What needs to be done: Write each entry out once more, please, precisely as shown.

App and web page records
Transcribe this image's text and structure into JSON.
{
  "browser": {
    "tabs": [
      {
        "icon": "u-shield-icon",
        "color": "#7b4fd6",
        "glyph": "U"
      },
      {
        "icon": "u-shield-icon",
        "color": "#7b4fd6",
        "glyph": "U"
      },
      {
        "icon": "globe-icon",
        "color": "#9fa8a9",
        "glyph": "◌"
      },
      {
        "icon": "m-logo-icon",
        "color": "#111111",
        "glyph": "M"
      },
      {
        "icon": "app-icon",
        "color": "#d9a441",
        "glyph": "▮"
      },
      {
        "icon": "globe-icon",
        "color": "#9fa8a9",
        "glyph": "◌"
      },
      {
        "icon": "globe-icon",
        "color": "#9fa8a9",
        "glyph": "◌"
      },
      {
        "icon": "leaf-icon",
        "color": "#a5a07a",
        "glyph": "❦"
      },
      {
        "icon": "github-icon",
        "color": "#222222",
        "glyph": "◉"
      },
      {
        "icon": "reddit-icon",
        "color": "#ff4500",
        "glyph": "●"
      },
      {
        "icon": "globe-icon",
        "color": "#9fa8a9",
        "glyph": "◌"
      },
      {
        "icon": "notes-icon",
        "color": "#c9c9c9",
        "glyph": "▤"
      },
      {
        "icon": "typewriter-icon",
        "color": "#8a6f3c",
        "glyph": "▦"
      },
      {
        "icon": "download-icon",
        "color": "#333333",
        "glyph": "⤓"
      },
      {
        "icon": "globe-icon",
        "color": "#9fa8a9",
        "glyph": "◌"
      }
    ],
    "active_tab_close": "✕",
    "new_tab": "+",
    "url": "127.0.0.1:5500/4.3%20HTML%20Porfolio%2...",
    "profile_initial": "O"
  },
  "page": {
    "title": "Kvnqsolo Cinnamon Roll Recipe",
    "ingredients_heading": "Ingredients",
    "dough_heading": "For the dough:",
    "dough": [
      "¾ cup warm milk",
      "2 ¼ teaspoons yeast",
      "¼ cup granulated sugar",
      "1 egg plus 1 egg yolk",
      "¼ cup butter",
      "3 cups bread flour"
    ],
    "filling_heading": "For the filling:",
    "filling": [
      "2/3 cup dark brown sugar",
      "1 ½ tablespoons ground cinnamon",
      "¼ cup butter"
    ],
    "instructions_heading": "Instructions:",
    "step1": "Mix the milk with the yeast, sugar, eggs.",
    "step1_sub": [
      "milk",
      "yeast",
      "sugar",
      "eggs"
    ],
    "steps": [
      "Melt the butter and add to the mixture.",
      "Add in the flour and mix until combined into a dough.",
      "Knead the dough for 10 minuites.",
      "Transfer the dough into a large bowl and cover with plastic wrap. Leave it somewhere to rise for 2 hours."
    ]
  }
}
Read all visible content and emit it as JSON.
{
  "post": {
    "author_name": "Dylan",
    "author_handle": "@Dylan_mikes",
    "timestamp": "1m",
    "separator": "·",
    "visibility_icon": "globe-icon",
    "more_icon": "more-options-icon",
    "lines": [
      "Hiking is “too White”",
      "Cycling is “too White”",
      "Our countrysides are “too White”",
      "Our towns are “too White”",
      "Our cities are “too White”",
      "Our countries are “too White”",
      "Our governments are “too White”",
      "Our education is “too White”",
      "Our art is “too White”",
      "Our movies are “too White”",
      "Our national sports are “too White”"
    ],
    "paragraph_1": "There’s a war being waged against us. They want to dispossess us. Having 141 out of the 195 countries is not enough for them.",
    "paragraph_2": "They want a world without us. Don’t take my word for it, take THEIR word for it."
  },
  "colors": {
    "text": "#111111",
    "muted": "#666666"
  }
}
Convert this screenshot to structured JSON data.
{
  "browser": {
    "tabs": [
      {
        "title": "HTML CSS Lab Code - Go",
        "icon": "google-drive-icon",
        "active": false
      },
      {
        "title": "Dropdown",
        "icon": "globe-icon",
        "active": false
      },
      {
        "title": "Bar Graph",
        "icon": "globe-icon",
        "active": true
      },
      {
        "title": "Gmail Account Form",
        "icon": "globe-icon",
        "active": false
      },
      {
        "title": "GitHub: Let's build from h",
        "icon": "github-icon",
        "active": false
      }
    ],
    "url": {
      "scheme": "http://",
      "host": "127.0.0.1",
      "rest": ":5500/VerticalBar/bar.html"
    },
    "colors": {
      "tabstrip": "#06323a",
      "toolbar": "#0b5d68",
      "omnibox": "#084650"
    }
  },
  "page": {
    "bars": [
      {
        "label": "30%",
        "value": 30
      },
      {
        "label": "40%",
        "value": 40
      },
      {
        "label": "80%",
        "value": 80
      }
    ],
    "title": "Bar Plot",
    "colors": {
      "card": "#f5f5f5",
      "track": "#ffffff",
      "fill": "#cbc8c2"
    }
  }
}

Problem solution:
Transcribe this image's text and structure into JSON.
{
  "browser": {
    "tabs": [
      {
        "icon": "u-shield-icon",
        "color": "#7b4fd6",
        "glyph": "U"
      },
      {
        "icon": "u-shield-icon",
        "color": "#7b4fd6",
        "glyph": "U"
      },
      {
        "icon": "globe-icon",
        "color": "#9fa8a9",
        "glyph": "◌"
      },
      {
        "icon": "m-logo-icon",
        "color": "#111111",
        "glyph": "M"
      },
      {
        "icon": "app-icon",
        "color": "#d9a441",
        "glyph": "▮"
      },
      {
        "icon": "globe-icon",
        "color": "#9fa8a9",
        "glyph": "◌"
      },
      {
        "icon": "globe-icon",
        "color": "#9fa8a9",
        "glyph": "◌"
      },
      {
        "icon": "leaf-icon",
        "color": "#a5a07a",
        "glyph": "❦"
      },
      {
        "icon": "github-icon",
        "color": "#222222",
        "glyph": "◉"
      },
      {
        "icon": "reddit-icon",
        "color": "#ff4500",
        "glyph": "●"
      },
      {
        "icon": "globe-icon",
        "color": "#9fa8a9",
        "glyph": "◌"
      },
      {
        "icon": "notes-icon",
        "color": "#c9c9c9",
        "glyph": "▤"
      },
      {
        "icon": "typewriter-icon",
        "color": "#8a6f3c",
        "glyph": "▦"
      },
      {
        "icon": "download-icon",
        "color": "#333333",
        "glyph": "⤓"
      },
      {
        "icon": "globe-icon",
        "color": "#9fa8a9",
        "glyph": "◌"
      }
    ],
    "active_tab_close": "✕",
    "new_tab": "+",
    "url": "127.0.0.1:5500/4.3%20HTML%20Porfolio%2...",
    "profile_initial": "O"
  },
  "page": {
    "title": "Kvnqsolo Cinnamon Roll Recipe",
    "ingredients_heading": "Ingredients",
    "dough_heading": "For the dough:",
    "dough": [
      "¾ cup warm milk",
      "2 ¼ teaspoons yeast",
      "¼ cup granulated sugar",
      "1 egg plus 1 egg yolk",
      "¼ cup butter",
      "3 cups bread flour"
    ],
    "filling_heading": "For the filling:",
    "filling": [
      "2/3 cup dark brown sugar",
      "1 ½ tablespoons ground cinnamon",
      "¼ cup butter"
    ],
    "instructions_heading": "Instructions:",
    "step1": "Mix the milk with the yeast, sugar, eggs.",
    "step1_sub": [
      "milk",
      "yeast",
      "sugar",
      "eggs"
    ],
    "steps": [
      "Melt the butter and add to the mixture.",
      "Add in the flour and mix until combined into a dough.",
      "Knead the dough for 10 minuites.",
      "Transfer the dough into a large bowl and cover with plastic wrap. Leave it somewhere to rise for 2 hours."
    ]
  }
}
Read all visible content and emit it as JSON.
{
  "post": {
    "author_name": "Dylan",
    "author_handle": "@Dylan_mikes",
    "timestamp": "1m",
    "separator": "·",
    "visibility_icon": "globe-icon",
    "more_icon": "more-options-icon",
    "lines": [
      "Hiking is “too White”",
      "Cycling is “too White”",
      "Our countrysides are “too White”",
      "Our towns are “too White”",
      "Our cities are “too White”",
      "Our countries are “too White”",
      "Our governments are “too White”",
      "Our education is “too White”",
      "Our art is “too White”",
      "Our movies are “too White”",
      "Our national sports are “too White”"
    ],
    "paragraph_1": "There’s a war being waged against us. They want to dispossess us. Having 141 out of the 195 countries is not enough for them.",
    "paragraph_2": "They want a world without us. Don’t take my word for it, take THEIR word for it."
  },
  "colors": {
    "text": "#111111",
    "muted": "#666666"
  }
}
Convert this screenshot to structured JSON data.
{
  "browser": {
    "tabs": [
      {
        "title": "HTML CSS Lab Code - Go",
        "icon": "google-drive-icon",
        "active": false
      },
      {
        "title": "Dropdown",
        "icon": "globe-icon",
        "active": false
      },
      {
        "title": "Bar Graph",
        "icon": "globe-icon",
        "active": true
      },
      {
        "title": "Gmail Account Form",
        "icon": "globe-icon",
        "active": false
      },
      {
        "title": "GitHub: Let's build from h",
        "icon": "github-icon",
        "active": false
      }
    ],
    "url": {
      "scheme": "http://",
      "host": "127.0.0.1",
      "rest": ":5500/VerticalBar/bar.html"
    },
    "colors": {
      "tabstrip": "#06323a",
      "toolbar": "#0b5d68",
      "omnibox": "#084650"
    }
  },
  "page": {
    "bars": [
      {
        "label": "30%",
        "value": 30
      },
      {
        "label": "40%",
        "value": 40
      },
      {
        "label": "80%",
        "value": 80
      }
    ],
    "title": "Bar Plot",
    "colors": {
      "card": "#f5f5f5",
      "track": "#ffffff",
      "fill": "#cbc8c2"
    }
  }
}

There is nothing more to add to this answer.